Melendez (6 RBIs) rakes as hungry Royals rookies feast

Young hitters drive in 12 runs to match club mark and secure series win over Red Sox

August 7th, 2022

KANSAS CITY -- The Royals are letting the kids play, and it looks like it’s going to be all right.

A youth movement has stormed to Kansas City over the past week as the Royals took three out of four against the Red Sox, capped by Sunday afternoon’s 13-5 win at Kauffman Stadium. All 12 RBIs were logged by rookies, which matched the club record previously accomplished in Game 2 of a doubleheader on Aug. 21, 1995.

There is a different feeling in the clubhouse pregame and postgame, on the field and in the dugout. The Royals are playing loose and free, and they’re having fun while doing it.

Just one example: Vinnie Pasquantino and Nicky Lopez, who both had days off on Sunday, were trying to get on the "Simba Cam" from the dugout early in the game.

“I don’t think this has been a team low on energy, but as you bring in different people, it’s a different energy,” manager Mike Matheny said. “A different level of excitement from our fans. We sense that. We feel that. But it also comes from having some success. … There are constant teaching moments, and they’ve got the hunger plus humility to take in what we’re trying to give them and learn something new every day. That’s how we all get better.”

There is fun to be had, but on-field success is the priority. And while there will undoubtedly be struggles -- the Royals (44-65) are still 21 games under .500 -- Sunday’s game displayed the hope that the front office has in this young wave of talent.

A career-best six runs were driven in by catcher and leadoff hitter MJ Melendez, who became the sixth Royals rookie with a six-plus RBI game, joining Clint Hurdle (six), Bo Jackson (seven), Kevin Seitzer (seven), Calvin Pickering (six) and Billy Butler, who had been the last with six in 2007.

Melendez now has three home runs in his past four games following his three-run jack in the fifth inning, a Statcast-projected 406-foot blast to the Pepsi Porch in right-center. He has at least one RBI in a career-best four straight games and he went 6-for-14 with three home runs and 10 RBIs in this series against Boston.

“He’s just got a gift of finding the barrel,” Matheny said. “When he finds the barrel, it looks different than what most people are able to do.”

The 23-year-old Melendez has easy power, showcased plenty last season as the Minor League home run leader, but his approach is just as impressive. After Michael Massey scored on a balk in the third inning, Melendez drove a single up the middle for the second run. And in both the seventh and eighth innings, he came to the plate with a runner on third base and fewer than two outs, and he drove the ball deep to center field for sacrifice flies.

“It’s easy to get away from yourself if you see yourself as a power hitter,” said Melendez, who also caught Brad Keller’s team-leading 11th quality start. “… I don’t feel like that’s my game. I’m a hitter that can get on base, put the ball in play when I need to. My goal is just to get on base every time and get a good pitch to hit. If I don’t get that, take my base.”

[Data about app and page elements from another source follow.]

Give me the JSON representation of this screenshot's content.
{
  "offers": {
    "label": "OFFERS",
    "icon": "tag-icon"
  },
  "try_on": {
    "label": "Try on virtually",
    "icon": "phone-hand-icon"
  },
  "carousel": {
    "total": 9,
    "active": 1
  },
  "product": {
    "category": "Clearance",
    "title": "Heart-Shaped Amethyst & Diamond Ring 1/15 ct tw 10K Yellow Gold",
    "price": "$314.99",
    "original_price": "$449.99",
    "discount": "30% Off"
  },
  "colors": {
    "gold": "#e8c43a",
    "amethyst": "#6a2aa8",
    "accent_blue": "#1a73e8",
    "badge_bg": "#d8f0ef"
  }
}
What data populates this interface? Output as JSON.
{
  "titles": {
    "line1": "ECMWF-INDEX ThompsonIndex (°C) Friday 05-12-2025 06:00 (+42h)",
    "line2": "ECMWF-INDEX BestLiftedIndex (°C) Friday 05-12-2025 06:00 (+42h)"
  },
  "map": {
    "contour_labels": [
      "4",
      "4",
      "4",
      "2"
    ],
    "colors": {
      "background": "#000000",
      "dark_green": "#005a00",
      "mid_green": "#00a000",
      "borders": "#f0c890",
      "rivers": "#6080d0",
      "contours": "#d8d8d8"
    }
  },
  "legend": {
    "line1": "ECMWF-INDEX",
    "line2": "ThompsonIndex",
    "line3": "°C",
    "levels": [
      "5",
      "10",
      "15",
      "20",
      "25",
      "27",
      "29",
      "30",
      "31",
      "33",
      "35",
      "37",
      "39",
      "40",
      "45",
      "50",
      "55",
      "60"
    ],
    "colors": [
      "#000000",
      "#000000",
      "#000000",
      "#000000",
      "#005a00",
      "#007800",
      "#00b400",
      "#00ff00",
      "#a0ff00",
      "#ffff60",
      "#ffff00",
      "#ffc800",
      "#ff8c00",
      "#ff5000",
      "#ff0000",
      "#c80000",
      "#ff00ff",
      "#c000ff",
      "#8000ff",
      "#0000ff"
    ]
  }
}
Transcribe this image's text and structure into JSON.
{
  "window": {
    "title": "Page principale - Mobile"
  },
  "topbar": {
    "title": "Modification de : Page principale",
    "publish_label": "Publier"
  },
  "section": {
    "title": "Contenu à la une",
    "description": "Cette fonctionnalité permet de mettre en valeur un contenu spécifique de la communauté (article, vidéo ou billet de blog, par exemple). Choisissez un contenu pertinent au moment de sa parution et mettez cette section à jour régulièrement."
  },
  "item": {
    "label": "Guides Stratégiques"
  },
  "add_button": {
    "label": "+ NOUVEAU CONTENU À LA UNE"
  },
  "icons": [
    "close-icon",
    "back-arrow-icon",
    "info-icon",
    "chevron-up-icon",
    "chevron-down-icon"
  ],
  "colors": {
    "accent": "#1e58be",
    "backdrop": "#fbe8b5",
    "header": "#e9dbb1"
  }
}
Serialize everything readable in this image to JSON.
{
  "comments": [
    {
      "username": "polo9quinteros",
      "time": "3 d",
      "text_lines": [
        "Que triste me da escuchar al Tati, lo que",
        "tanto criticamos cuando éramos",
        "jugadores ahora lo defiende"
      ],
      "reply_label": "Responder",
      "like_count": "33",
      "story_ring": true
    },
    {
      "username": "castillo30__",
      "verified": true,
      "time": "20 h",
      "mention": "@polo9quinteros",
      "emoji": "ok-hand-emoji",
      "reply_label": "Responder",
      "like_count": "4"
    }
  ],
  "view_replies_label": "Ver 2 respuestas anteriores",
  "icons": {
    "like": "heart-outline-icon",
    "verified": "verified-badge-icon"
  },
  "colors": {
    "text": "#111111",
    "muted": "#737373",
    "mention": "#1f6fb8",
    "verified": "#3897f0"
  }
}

The Royals received production up and down the lineup and came up big in clutch situations, going 6-for-8 with runners in scoring position -- an area they’ve struggled with this year -- and leaving just three on base.

Massey was 2-for-3 with a walk and two RBIs. Kyle Isbel and Nate Eaton had a double and a triple apiece; Isbel drove in three runs, including a two-run double in a left-on-left matchup against Austin Davis as part of the Royals’ six-run eighth inning.

Not only do these rookies feed off each other in the clubhouse, but they’re leaning on each other in the field. It’s what they’ve done their entire professional careers, with many of them playing on the same teams as they’ve grown up in the Royals’ system.

“Guys are having fun, coming in and enjoying being here,” Massey said. “It helps having guys go through the same experience you’re going through.”

The alternate training site in the pandemic-affected 2020 season offered a unique atmosphere for several players to compete against each other -- and spend nearly all their time with each other that season.

“In a year that we thought it might be a lost season for the Minor Leagues, there are some intangibles that I believe we’re seeing the fruit of right now,” Matheny said. “… There’s a lot of time-invested friendships there, and I think it makes the transition easier. They truly pull for each other because they really know each other’s story.

“We’re quickly, all of us and the whole fan base, falling in love with them.”